Take the 2-minute tour ×
Stack Overflow is a question and answer site for professional and enthusiast programmers. It's 100% free, no registration required.

I am a begineer at java and wrote the below problem for postfix evaluataion. Although the program works fine for the console IO. It has problems when using files. I am trying to get the answers of the program in a file output00.txt, but the file is empty. Here is the code. I have left out methods which are irrevanlant to this issue.

public static void main(String[] args) throws Exception  {

     FileReader input = new FileReader("input00.txt");
        BufferedReader in = new BufferedReader(input)   ;
        FileWriter output = new FileWriter("output00.txt");
        BufferedWriter out = new BufferedWriter(output);
        while (true)  {
          String lineReader = in.readLine();
          if (lineReader==null) {
          Stack<String> m_Stack = new Stack<String>();

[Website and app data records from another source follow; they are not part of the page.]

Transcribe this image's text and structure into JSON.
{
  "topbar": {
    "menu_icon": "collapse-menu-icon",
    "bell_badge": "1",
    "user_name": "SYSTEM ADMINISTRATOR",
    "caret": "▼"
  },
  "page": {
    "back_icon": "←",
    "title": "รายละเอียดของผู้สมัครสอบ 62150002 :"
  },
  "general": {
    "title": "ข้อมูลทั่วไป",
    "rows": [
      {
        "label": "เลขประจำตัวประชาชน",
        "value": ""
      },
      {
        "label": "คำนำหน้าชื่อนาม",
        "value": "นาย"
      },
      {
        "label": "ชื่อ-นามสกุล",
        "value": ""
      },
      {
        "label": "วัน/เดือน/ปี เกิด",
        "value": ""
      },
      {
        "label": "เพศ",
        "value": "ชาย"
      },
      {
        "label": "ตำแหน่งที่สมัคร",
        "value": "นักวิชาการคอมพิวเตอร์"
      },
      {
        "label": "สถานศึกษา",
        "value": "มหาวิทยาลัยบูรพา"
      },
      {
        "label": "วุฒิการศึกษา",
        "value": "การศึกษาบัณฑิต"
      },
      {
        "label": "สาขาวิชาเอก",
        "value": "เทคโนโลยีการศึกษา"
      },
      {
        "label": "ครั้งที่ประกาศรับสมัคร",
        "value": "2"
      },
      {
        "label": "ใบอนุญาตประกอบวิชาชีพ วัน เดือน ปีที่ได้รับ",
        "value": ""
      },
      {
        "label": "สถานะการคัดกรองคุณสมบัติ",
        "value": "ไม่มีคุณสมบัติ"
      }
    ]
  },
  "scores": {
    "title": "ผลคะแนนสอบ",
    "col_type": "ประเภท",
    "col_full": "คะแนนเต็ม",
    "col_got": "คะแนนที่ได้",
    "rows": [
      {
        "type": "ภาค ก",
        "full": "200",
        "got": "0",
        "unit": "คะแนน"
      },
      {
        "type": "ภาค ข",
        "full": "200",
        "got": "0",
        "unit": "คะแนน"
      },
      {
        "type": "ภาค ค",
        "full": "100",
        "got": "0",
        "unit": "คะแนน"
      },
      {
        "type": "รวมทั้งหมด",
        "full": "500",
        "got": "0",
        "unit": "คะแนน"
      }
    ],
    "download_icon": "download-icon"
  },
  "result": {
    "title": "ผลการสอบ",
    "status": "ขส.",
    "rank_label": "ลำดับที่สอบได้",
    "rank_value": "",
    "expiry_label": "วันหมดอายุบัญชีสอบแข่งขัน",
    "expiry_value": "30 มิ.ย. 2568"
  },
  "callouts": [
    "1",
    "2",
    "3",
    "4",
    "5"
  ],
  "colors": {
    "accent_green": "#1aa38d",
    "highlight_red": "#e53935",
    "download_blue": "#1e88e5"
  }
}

          m_Stack.addAll(Arrays.asList(lineReader.trim().split("[ \t]+")));

          if (m_Stack.peek().equals("")){
          try  {
            double finVal = evaluateRPN(m_Stack);
            if (!m_Stack.empty()) {
                throw new Exception();
            out.write(finVal + "\n");
          catch (Exception e)  {System.out.println("error");}

File input00.txt contains

8 9 +
7 6 -
7 7 * 9 -
share|improve this question
are you looking for the output file at the right place ? try deleting and see if it gets recreated. the code looks fine, except that you dont close the output stream. btw is this a homework ? –  aishwarya Aug 17 '12 at 7:44

3 Answers 3

up vote 6 down vote accepted

You need to call out.flush() to flush what you've written to the file, or call out.close() which should automatically flush whatever's been buffered. Actually, you should call close() anyways because it's good practice, if there's some way for you to exit the while() loop.

share|improve this answer
Good answer but a bit too relaxed when it comes to closing the stream. You must call close() anyways - not should. Because it is the only valid way. –  Fabian Barney Aug 17 '12 at 7:53
There's a catch block inside the loop that doesn't seem to do anything but output the error then allow the loop to run round again. You should wrap the loop with the catch and add a "finally" with the out.close() method to ensure you clean up. –  Dan Matthews-Grout Aug 17 '12 at 12:18

You have to close the stream. Try out.close()

share|improve this answer

Can you try by adding out.flush() after the write statement. It would then write the buffer to the file.

share|improve this answer

Your Answer


By posting your answer, you agree to the privacy policy and terms of service.

Not the answer you're looking for? Browse other questions tagged or ask your own question.